WHAT YOU HAVE TO DO: The word "text" occurs in some of the lines below; copy each of those lines.

INPUT FOR THIS TASK:
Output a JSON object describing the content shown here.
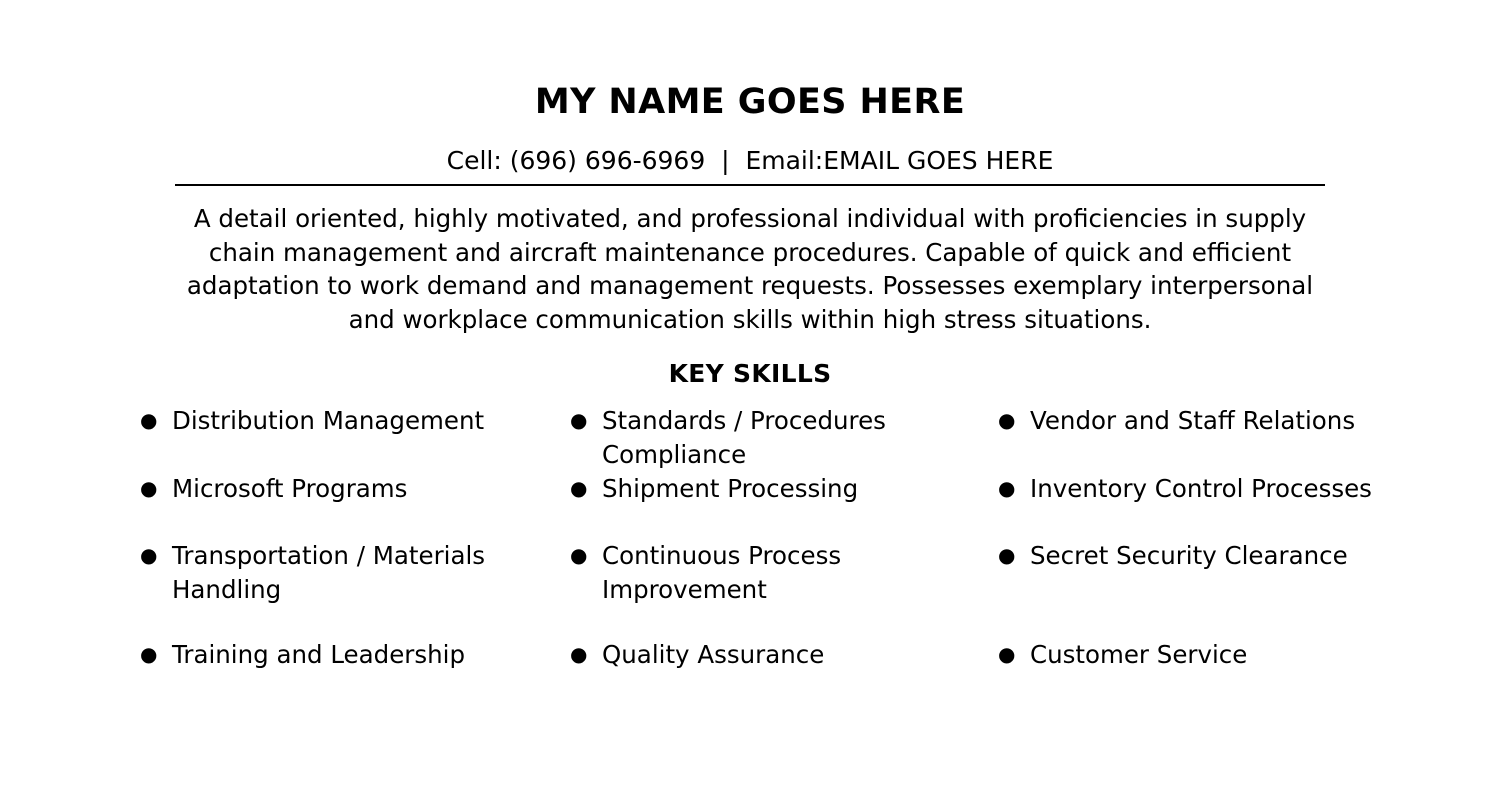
{
  "document": {
    "name_title": "MY NAME GOES HERE",
    "contact": {
      "full_line": "Cell: (696) 696-6969  |  Email:EMAIL GOES HERE",
      "cell_label": "Cell:",
      "cell_number": "(696) 696-6969",
      "separator": "|",
      "email_label": "Email:",
      "email_value": "EMAIL GOES HERE"
    },
    "summary": "A detail oriented, highly motivated, and professional individual with proficiencies in supply chain management and aircraft maintenance procedures. Capable of quick and efficient adaptation to work demand and management requests. Possesses exemplary interpersonal and workplace communication skills within high stress situations.",
    "sections": {
      "key_skills": {
        "heading": "KEY SKILLS",
        "bullet_glyph": "●",
        "columns": [
          {
            "items": [
              "Distribution Management",
              "Microsoft Programs",
              "Transportation / Materials Handling",
              "Training and Leadership"
            ]
          },
          {
            "items": [
              "Standards / Procedures Compliance",
              "Shipment Processing",
              "Continuous Process Improvement",
              "Quality Assurance"
            ]
          },
          {
            "items": [
              "Vendor and Staff Relations",
              "Inventory Control Processes",
              "Secret Security Clearance",
              "Customer Service"
            ]
          }
        ]
      }
    },
    "colors": {
      "page_background": "#ffffff",
      "text": "#000000",
      "rule": "#000000"
    }
  }
}
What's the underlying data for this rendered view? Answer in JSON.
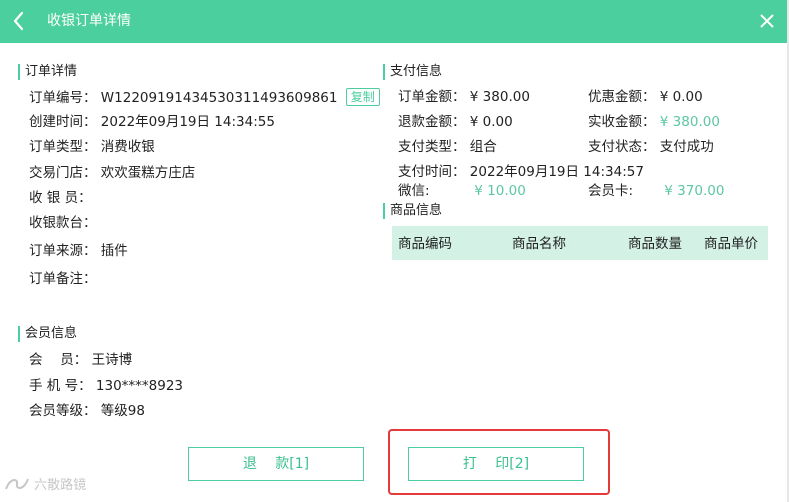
{
  "window": {
    "title": "收银订单详情",
    "accent_color": "#4ccf9e",
    "back_icon": "chevron-left-icon",
    "close_icon": "close-icon"
  },
  "order": {
    "section_title": "订单详情",
    "number_label": "订单编号：",
    "number_value": "W12209191434530311493609861",
    "copy_label": "复制",
    "created_label": "创建时间：",
    "created_value": "2022年09月19日 14:34:55",
    "type_label": "订单类型：",
    "type_value": "消费收银",
    "store_label": "交易门店：",
    "store_value": "欢欢蛋糕方庄店",
    "cashier_label": "收 银 员：",
    "cashier_value": "",
    "counter_label": "收银款台：",
    "counter_value": "",
    "source_label": "订单来源：",
    "source_value": "插件",
    "remark_label": "订单备注：",
    "remark_value": ""
  },
  "member": {
    "section_title": "会员信息",
    "name_label": "会　 员：",
    "name_value": "王诗博",
    "phone_label": "手 机 号：",
    "phone_value": "130****8923",
    "level_label": "会员等级：",
    "level_value": "等级98"
  },
  "payment": {
    "section_title": "支付信息",
    "amount_label": "订单金额：",
    "amount_value": "¥ 380.00",
    "discount_label": "优惠金额：",
    "discount_value": "¥ 0.00",
    "refund_label": "退款金额：",
    "refund_value": "¥ 0.00",
    "received_label": "实收金额：",
    "received_value": "¥ 380.00",
    "paytype_label": "支付类型：",
    "paytype_value": "组合",
    "status_label": "支付状态：",
    "status_value": "支付成功",
    "paytime_label": "支付时间：",
    "paytime_value": "2022年09月19日 14:34:57",
    "wechat_label": "微信:",
    "wechat_value": "¥ 10.00",
    "card_label": "会员卡:",
    "card_value": "¥ 370.00"
  },
  "goods": {
    "section_title": "商品信息",
    "columns": [
      "商品编码",
      "商品名称",
      "商品数量",
      "商品单价"
    ]
  },
  "actions": {
    "refund_label": "退　 款[1]",
    "print_label": "打　 印[2]"
  },
  "watermark": {
    "text": "六散路镜"
  }
}
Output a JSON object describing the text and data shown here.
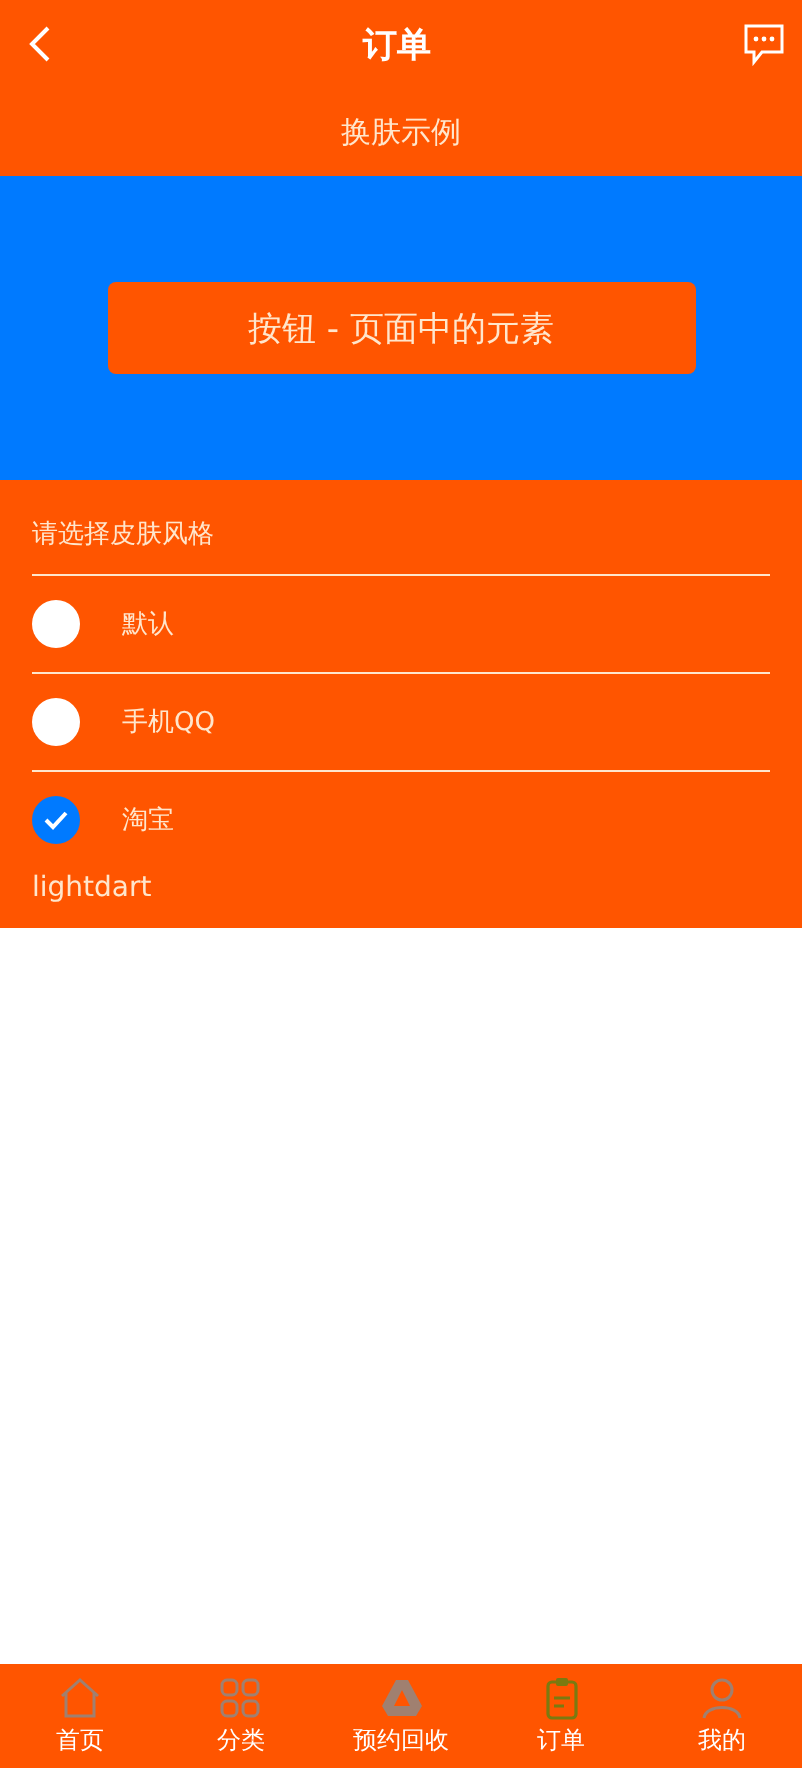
{
  "header": {
    "title": "订单"
  },
  "subtitle": "换肤示例",
  "banner": {
    "button": "按钮 - 页面中的元素"
  },
  "skin_picker": {
    "prompt": "请选择皮肤风格",
    "options": [
      {
        "label": "默认",
        "selected": false
      },
      {
        "label": "手机QQ",
        "selected": false
      },
      {
        "label": "淘宝",
        "selected": true
      }
    ],
    "current": "lightdart"
  },
  "tab_bar": [
    {
      "label": "首页",
      "kind": "home",
      "selected": false
    },
    {
      "label": "分类",
      "kind": "grid",
      "selected": false
    },
    {
      "label": "预约回收",
      "kind": "triangle",
      "selected": false
    },
    {
      "label": "订单",
      "kind": "clipboard",
      "selected": true
    },
    {
      "label": "我的",
      "kind": "person",
      "selected": false
    }
  ]
}
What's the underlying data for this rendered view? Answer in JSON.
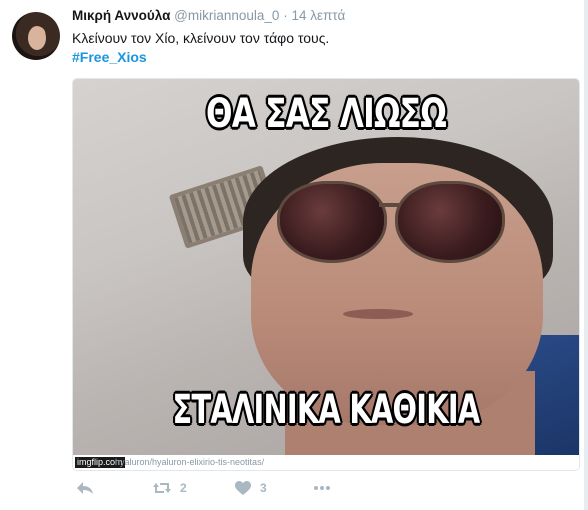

ANSWER BOX:
      "text": "#000000",
    "text": "六散路镜"
Output a JSON object describing the text and data shown here.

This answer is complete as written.